Anyway, by my own measurements, it is not really warming anymore, more especially it is in fact not warming at all here in South Africa where I live. I find it is just as warm now here as it was 40 years ago.
So much for your ‘global’ warming.
As to why the devil wants all the lies to continue? I have my suspicions. For anyone interested, I suggest to please read everything I reported on this?
http://breadonthewater.co.za/henrys-climate/

William
February 3, 2019 3:34 pm

Amateur radio is seriously hurting from this.

Javier
February 3, 2019 3:40 pm

The effect of solar cycle 24 on temperatures is this:
comment image

Why, with CO2 levels increasing by 35 ppm since 2002, and no significant volcanic eruption, what caused the planet to stop warming?

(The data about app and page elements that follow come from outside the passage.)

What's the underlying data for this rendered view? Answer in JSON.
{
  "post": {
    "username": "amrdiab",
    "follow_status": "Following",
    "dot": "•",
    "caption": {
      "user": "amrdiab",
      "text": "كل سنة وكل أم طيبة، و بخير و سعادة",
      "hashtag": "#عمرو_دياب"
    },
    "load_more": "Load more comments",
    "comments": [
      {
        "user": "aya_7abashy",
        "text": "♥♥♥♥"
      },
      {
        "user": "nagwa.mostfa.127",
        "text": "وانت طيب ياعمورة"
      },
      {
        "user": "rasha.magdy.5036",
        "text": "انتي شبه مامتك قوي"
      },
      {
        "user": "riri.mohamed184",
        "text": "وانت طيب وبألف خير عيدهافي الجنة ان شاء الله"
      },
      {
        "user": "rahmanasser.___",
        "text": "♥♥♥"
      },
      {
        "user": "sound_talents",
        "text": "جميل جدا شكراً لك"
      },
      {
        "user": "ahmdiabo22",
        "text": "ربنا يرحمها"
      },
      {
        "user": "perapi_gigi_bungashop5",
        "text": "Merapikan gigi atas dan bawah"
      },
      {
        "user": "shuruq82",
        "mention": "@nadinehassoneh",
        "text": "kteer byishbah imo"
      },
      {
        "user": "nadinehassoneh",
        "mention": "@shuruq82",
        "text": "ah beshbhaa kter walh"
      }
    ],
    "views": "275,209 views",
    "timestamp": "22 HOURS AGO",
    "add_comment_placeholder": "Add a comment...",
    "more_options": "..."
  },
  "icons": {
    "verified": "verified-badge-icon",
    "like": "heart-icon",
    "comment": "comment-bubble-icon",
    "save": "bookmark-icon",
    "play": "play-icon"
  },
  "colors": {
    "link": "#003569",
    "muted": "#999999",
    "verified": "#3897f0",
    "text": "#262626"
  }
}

It was a coincidence that solar activity has been very low since 2004, as it was a coincidence that it was cold during the 1900s, when solar activity decreased with the Gleissberg Minimum, and another coincidence it was so cold during the 1800s, when solar activity was very low during the Dalton Minimum. And the Maunder Minimum, another coincidence.

Why climate is so full of coincidences. No wonder scientists prefer CO2. They don’t like coincidences they can’t explain. They rather have an explanation even if it is not the correct one that confess they don’t know how solar variability affects climate.